From the first line to the last, restate the data word for word.
»»
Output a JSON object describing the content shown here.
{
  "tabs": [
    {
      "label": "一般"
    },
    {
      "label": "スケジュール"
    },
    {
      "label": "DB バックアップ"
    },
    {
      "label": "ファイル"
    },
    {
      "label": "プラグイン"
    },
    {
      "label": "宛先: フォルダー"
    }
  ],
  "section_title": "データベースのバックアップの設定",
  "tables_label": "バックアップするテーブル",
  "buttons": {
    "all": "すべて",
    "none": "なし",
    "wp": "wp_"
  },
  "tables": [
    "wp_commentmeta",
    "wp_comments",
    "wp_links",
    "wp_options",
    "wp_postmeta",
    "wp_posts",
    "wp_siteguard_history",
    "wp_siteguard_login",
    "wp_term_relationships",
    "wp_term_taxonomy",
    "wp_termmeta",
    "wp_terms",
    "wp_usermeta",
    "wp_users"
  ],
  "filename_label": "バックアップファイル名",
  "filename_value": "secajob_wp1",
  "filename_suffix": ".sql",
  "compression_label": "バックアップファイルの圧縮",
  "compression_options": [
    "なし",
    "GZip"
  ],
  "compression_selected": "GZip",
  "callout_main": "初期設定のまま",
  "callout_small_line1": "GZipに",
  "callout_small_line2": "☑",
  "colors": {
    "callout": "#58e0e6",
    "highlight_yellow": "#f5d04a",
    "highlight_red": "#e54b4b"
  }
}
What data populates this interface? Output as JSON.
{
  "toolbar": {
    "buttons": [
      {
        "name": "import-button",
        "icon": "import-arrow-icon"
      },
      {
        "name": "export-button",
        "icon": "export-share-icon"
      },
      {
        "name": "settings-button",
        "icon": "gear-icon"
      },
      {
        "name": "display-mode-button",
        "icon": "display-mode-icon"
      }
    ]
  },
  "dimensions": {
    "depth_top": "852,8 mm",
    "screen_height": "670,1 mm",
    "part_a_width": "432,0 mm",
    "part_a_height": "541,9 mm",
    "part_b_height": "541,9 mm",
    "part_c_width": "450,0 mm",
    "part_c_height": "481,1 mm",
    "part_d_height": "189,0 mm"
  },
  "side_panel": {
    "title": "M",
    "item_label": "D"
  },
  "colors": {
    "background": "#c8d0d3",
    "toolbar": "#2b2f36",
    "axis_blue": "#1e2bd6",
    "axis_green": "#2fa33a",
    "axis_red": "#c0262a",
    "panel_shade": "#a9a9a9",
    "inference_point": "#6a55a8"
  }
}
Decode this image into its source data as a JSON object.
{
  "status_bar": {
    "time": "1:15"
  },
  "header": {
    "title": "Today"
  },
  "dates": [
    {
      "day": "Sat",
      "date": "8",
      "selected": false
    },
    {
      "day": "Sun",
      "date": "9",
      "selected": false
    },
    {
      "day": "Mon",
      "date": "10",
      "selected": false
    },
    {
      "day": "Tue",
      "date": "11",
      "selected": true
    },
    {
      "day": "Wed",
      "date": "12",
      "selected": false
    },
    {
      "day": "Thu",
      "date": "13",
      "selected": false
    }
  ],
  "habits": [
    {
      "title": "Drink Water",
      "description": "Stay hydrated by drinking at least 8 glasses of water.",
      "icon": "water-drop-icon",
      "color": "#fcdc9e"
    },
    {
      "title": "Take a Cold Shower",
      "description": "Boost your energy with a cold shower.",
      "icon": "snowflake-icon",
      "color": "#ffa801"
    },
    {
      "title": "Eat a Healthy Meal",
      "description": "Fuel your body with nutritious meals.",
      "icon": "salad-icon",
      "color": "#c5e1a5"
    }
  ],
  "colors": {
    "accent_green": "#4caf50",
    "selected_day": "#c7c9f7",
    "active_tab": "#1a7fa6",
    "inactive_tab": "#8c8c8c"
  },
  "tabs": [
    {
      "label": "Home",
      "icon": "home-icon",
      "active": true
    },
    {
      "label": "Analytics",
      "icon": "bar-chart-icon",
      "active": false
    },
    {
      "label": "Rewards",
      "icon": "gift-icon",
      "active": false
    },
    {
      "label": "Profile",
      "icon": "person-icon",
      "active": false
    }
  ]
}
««
Solved problem -
Output a JSON object describing the content shown here.
{
  "tabs": [
    {
      "label": "一般"
    },
    {
      "label": "スケジュール"
    },
    {
      "label": "DB バックアップ"
    },
    {
      "label": "ファイル"
    },
    {
      "label": "プラグイン"
    },
    {
      "label": "宛先: フォルダー"
    }
  ],
  "section_title": "データベースのバックアップの設定",
  "tables_label": "バックアップするテーブル",
  "buttons": {
    "all": "すべて",
    "none": "なし",
    "wp": "wp_"
  },
  "tables": [
    "wp_commentmeta",
    "wp_comments",
    "wp_links",
    "wp_options",
    "wp_postmeta",
    "wp_posts",
    "wp_siteguard_history",
    "wp_siteguard_login",
    "wp_term_relationships",
    "wp_term_taxonomy",
    "wp_termmeta",
    "wp_terms",
    "wp_usermeta",
    "wp_users"
  ],
  "filename_label": "バックアップファイル名",
  "filename_value": "secajob_wp1",
  "filename_suffix": ".sql",
  "compression_label": "バックアップファイルの圧縮",
  "compression_options": [
    "なし",
    "GZip"
  ],
  "compression_selected": "GZip",
  "callout_main": "初期設定のまま",
  "callout_small_line1": "GZipに",
  "callout_small_line2": "☑",
  "colors": {
    "callout": "#58e0e6",
    "highlight_yellow": "#f5d04a",
    "highlight_red": "#e54b4b"
  }
}
What data populates this interface? Output as JSON.
{
  "toolbar": {
    "buttons": [
      {
        "name": "import-button",
        "icon": "import-arrow-icon"
      },
      {
        "name": "export-button",
        "icon": "export-share-icon"
      },
      {
        "name": "settings-button",
        "icon": "gear-icon"
      },
      {
        "name": "display-mode-button",
        "icon": "display-mode-icon"
      }
    ]
  },
  "dimensions": {
    "depth_top": "852,8 mm",
    "screen_height": "670,1 mm",
    "part_a_width": "432,0 mm",
    "part_a_height": "541,9 mm",
    "part_b_height": "541,9 mm",
    "part_c_width": "450,0 mm",
    "part_c_height": "481,1 mm",
    "part_d_height": "189,0 mm"
  },
  "side_panel": {
    "title": "M",
    "item_label": "D"
  },
  "colors": {
    "background": "#c8d0d3",
    "toolbar": "#2b2f36",
    "axis_blue": "#1e2bd6",
    "axis_green": "#2fa33a",
    "axis_red": "#c0262a",
    "panel_shade": "#a9a9a9",
    "inference_point": "#6a55a8"
  }
}
Decode this image into its source data as a JSON object.
{
  "status_bar": {
    "time": "1:15"
  },
  "header": {
    "title": "Today"
  },
  "dates": [
    {
      "day": "Sat",
      "date": "8",
      "selected": false
    },
    {
      "day": "Sun",
      "date": "9",
      "selected": false
    },
    {
      "day": "Mon",
      "date": "10",
      "selected": false
    },
    {
      "day": "Tue",
      "date": "11",
      "selected": true
    },
    {
      "day": "Wed",
      "date": "12",
      "selected": false
    },
    {
      "day": "Thu",
      "date": "13",
      "selected": false
    }
  ],
  "habits": [
    {
      "title": "Drink Water",
      "description": "Stay hydrated by drinking at least 8 glasses of water.",
      "icon": "water-drop-icon",
      "color": "#fcdc9e"
    },
    {
      "title": "Take a Cold Shower",
      "description": "Boost your energy with a cold shower.",
      "icon": "snowflake-icon",
      "color": "#ffa801"
    },
    {
      "title": "Eat a Healthy Meal",
      "description": "Fuel your body with nutritious meals.",
      "icon": "salad-icon",
      "color": "#c5e1a5"
    }
  ],
  "colors": {
    "accent_green": "#4caf50",
    "selected_day": "#c7c9f7",
    "active_tab": "#1a7fa6",
    "inactive_tab": "#8c8c8c"
  },
  "tabs": [
    {
      "label": "Home",
      "icon": "home-icon",
      "active": true
    },
    {
      "label": "Analytics",
      "icon": "bar-chart-icon",
      "active": false
    },
    {
      "label": "Rewards",
      "icon": "gift-icon",
      "active": false
    },
    {
      "label": "Profile",
      "icon": "person-icon",
      "active": false
    }
  ]
}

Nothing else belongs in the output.